series took place, some 30,000 years ago. I was able to get a sense of the localities, which helped me tremendously. We became friends with David and Diane, and saw each other several times over the years, both here and in Europe. It was a shock to learn that he was so ill—he was too young to go—but he held on with perseverance for much longer than anyone predicted, always keeping a wonderfully positive attitude. I miss him.
I must thank another dear friend,
Richard Ausman, who helped me to write these books by designing comfortable places where I could live and work. “OZ” had a special genius for creating beautiful and efficient homes, but more than that, he had been a good friend to both Ray and me for years. He thought they had caught the cancer in time, and married Paula hoping for many more years with her and her children, but it was not to be. I feel great sadness that he is no longer with us.
There are many others I probably should thank for insights and assistance, but this is too long already, so I will end with the one who counts the most. I am grateful to Ray, for his love, support and encouragement, for helping to provide the time and space for me to work in spite of my strange hours, and for being there.
|The Ninth Cave||The Ninth Cave of the Zelandomi|
|Little Valley||The Fourteenth Cave of the Zelandomi|
|River Place||The Eleventh Cave of the Zelandomi|
|Two Rivers Rock||The Third Cave of the Zelandomi|
|Horsehead Rock||The Seventh Cave of the Zelandomi|
|Elder Hearth||The Second Cave of the Zelandomi|
|Three Rocks||The Twenty-ninth Cave of the Zelandomi|
|West Holding of Three Rocks,|
|The Twenty-ninth Cave|
|North Holding of Three Rocks,|
|The Twenty-ninth Cave|
|South Holding of Three Rocks,|
|The Twenty-ninth Cave|
|Old Valley||The Fifth Cave of the Zelandomi|
|Hilltop||The Nineteenth Cave of the Zelandomi|
eople were gathering on the limestone ledge, looking down at them warily. No one made a gesture of welcome, and some held spears in positions of readiness if not actual threat. The young woman could almost feel their edgy fear. She watched from the bottom of the path as more people crowded together on the ledge, staring down, many more than she thought there would be. She had seen that reluctance to greet them from other people they had met on their Journey. It’s not just them, she told herself, it’s always that way in the beginning, but she felt uneasy.
The tall man jumped down from the back of the young stallion. He was neither reluctant nor uneasy, but he hesitated for a moment, holding the stallion’s halter rope. He turned around and noticed that she was hanging back. “Ayla, will you hold Racer’s rope? He seems nervous,” he said, then looked up at the ledge. “I guess they do too.”

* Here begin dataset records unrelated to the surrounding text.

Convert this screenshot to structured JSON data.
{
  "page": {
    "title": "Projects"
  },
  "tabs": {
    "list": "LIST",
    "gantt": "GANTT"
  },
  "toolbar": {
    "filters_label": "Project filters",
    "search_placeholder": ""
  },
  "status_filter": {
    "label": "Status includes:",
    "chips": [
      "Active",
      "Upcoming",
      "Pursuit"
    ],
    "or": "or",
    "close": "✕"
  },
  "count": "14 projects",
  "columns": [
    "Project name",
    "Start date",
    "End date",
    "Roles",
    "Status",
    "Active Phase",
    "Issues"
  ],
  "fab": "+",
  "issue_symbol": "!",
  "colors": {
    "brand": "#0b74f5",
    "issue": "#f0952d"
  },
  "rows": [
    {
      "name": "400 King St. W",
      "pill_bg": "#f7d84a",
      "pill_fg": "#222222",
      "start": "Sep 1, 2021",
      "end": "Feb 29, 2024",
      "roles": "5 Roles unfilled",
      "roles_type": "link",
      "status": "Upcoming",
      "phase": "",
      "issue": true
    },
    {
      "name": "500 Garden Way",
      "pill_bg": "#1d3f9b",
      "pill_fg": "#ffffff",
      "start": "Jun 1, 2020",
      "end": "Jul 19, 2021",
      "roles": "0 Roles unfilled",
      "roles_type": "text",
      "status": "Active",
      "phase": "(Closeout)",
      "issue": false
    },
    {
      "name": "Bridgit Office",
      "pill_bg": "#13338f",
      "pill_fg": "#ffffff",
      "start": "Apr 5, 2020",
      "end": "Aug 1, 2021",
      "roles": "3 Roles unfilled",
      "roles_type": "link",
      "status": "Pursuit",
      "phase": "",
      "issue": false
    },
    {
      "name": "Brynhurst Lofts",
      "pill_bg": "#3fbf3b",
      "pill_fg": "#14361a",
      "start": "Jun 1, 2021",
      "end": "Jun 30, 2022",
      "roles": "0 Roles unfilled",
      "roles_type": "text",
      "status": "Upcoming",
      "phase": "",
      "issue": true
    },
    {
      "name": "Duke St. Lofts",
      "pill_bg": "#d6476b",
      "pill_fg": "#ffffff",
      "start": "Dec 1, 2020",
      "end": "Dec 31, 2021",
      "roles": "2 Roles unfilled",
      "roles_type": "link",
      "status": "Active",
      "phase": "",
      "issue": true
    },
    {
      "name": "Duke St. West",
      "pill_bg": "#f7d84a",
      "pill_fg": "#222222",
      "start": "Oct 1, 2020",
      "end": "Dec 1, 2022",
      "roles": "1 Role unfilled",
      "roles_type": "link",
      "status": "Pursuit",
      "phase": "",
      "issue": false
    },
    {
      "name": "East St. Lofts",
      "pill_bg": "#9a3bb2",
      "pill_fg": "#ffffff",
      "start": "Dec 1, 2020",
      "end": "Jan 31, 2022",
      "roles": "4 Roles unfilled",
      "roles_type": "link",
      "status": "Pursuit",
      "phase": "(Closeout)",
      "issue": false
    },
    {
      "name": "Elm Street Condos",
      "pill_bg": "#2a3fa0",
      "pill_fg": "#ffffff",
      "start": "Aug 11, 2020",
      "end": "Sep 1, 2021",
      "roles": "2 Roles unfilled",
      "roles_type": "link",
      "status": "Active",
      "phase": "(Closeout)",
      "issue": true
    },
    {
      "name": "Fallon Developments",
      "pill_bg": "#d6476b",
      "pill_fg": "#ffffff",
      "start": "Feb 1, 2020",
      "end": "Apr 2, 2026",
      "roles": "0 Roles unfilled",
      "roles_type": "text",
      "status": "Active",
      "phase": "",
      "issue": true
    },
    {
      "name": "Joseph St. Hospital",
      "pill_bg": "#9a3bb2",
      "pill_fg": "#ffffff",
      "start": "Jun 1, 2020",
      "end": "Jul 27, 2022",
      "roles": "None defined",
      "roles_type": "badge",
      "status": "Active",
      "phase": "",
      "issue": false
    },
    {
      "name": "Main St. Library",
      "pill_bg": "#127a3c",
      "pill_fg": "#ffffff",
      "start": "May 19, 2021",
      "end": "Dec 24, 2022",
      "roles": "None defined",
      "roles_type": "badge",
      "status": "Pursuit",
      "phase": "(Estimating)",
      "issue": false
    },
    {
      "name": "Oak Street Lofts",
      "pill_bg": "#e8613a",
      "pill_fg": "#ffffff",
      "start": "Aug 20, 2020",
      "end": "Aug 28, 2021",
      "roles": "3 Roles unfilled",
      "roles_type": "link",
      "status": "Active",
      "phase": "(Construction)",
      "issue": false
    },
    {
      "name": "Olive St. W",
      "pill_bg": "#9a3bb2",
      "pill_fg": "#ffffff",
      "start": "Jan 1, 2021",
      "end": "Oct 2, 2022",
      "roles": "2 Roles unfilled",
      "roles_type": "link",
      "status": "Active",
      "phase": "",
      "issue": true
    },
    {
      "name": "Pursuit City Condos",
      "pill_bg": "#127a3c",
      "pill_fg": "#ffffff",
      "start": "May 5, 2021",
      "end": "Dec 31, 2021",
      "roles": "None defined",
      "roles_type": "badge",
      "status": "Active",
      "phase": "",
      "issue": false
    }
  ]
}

She nodded, lifted her leg over, slid down from the mare’s back, and took the rope. In addition to the tension of seeing strange people, the young brown horse was still agitated around his dam. She was no longer in heat, but residual odors from her encounter with the herd stallion still clung. Ayla held the halter rope of the brown male close, but gave the dun-yellow mare a long lead, and stood between them. She considered giving Whinney her head; her horse was
more accustomed to large groups of strangers now, and was not usually high-strung, but she seemed nervous too. That throng of people would make anyone nervous.